The Rare Autoimmune Rheumatic Diseases Alliance (RAIRDA) recently published a report highlighting the obstacles to diagnosis, treatment, and lifestyle experienced by people with rare autoimmune rheumatic diseases, like anti-neutrophil cytoplasmic autoantibody (ANCA) vasculitis, or AAV.
The report, titled “Reduce, Improve, Empower,” was published Feb. 28, 2018, to coincide with Rare Disease Day, and reflects the accounts of more than 2,000 people in the United Kingdom who live with some of these diseases.
The report was written with particular focus on three conditions: systemic lupus erythematosus (SLE), scleroderma, and vasculitis. But the results are likely to be applicable to other conditions where the body’s immune system becomes overactive.
Because about 1 in 17 people will be affected by a rare disease at some point in their life — in the U.K. this means about 3.5 million people — the National Health Service (NHS) published the UK Strategy for Rare Diseases in 2013.
The NHS’ goal was to provide direction for the healthcare needs of people living with rare diseases. The UK Strategy was well received and contains 51 distinct commitments designed to improve health and social care for rare diseases.
However, specialists are concerned that the focus of the strategy and implementation to date has focused mainly on rare genetic conditions, leaving out the nearly 700,000 people that currently live with non-genetic rare diseases.
To see whether there is a real risk that the needs of the people living with non-genetic rare diseases are being left behind, in 2017 RAIRDA conducted a survey of its patient members. The survey was designed to assess patients’ experiences with specific aspects of care highlighted by the 2013 Strategy for Rare Diseases.
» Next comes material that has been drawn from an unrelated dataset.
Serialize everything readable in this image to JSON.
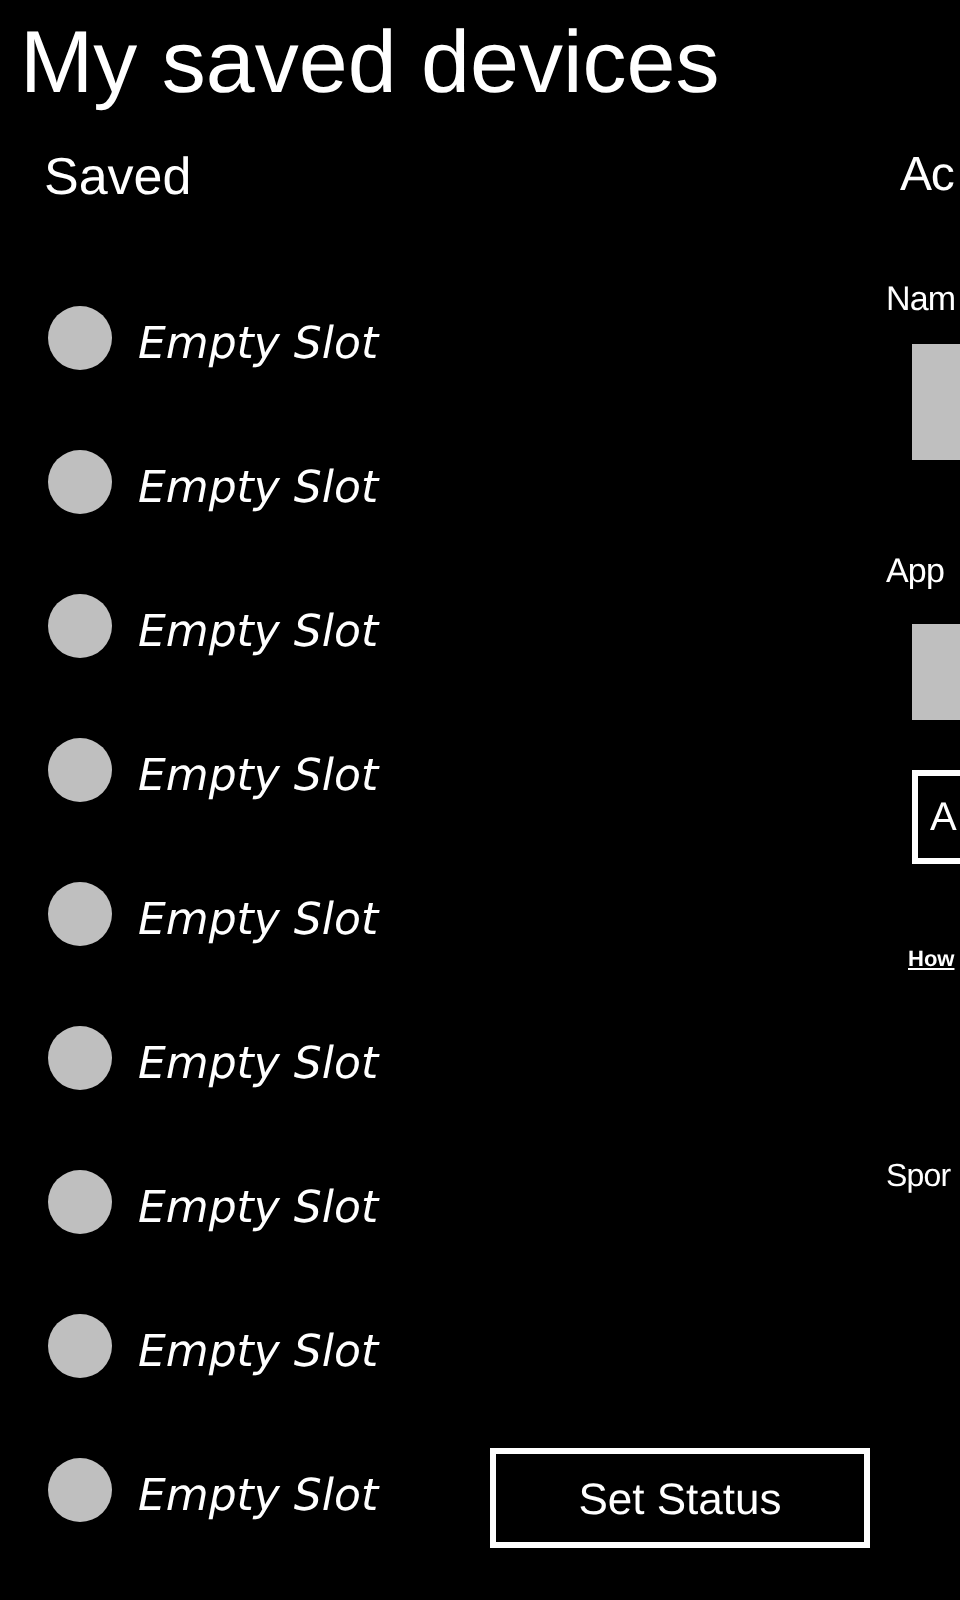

The report highlights the main findings of the U.K. survey, which was distributed via social media, e-newsletters, and forums. It had 47 questions, and received more than 2,300 responses from England, Northern Ireland, Scotland and Wales.
Key findings from the survey include that:
- 44 percent of patients reported they waited more than three years from first symptom to receiving a correct diagnosis;
- 33 percent said they routinely visited two locations for their care, with another third visiting three or more sites;
- A whopping 93 percent of respondents said they saw clinicians from multiple medical specialties as part of their routine treatment, but only one in five can do so at a joint clinic;
- 61 percent were not confident that there was a coordinated plan in place for their care;
- Another 61 percent said they were struggling to cope with their condition;
- 44 percent felt their condition had a negative effect on their family;
- 45 percent reported that either they or their partners were forced to reduce their working hours, or give up work entirely, as a result of their condition;
- 40 percent said they didn’t feel like they have enough information and support from the hospital in living with their condition.
RAIRDA received a total of 2,389 survey responses, of which 288 were excluded because either the diagnosis was not stated or could not be classified into one of the three main conditions. After selection, 2,101 responses were analyzed, composed of 1,098 people with lupus, 527 with vasculitis, and 476 with scleroderma.
“This report demonstrates for the first time the similar needs and experiences of people living with rare autoimmune rheumatic diseases,” Peter Lanyon, chair of RAIRDA, said in a press release.
“These findings are a stark reminder of the challenges that people living with these conditions face, from getting a diagnosis, to accessing treatment and to coping with the impacts on home, work and family life,” he said. “So we have set out a series of potential solutions linked to three important aims — to reduce delays in diagnosis, to improve the coordination of care, and to empower people with greater knowledge.”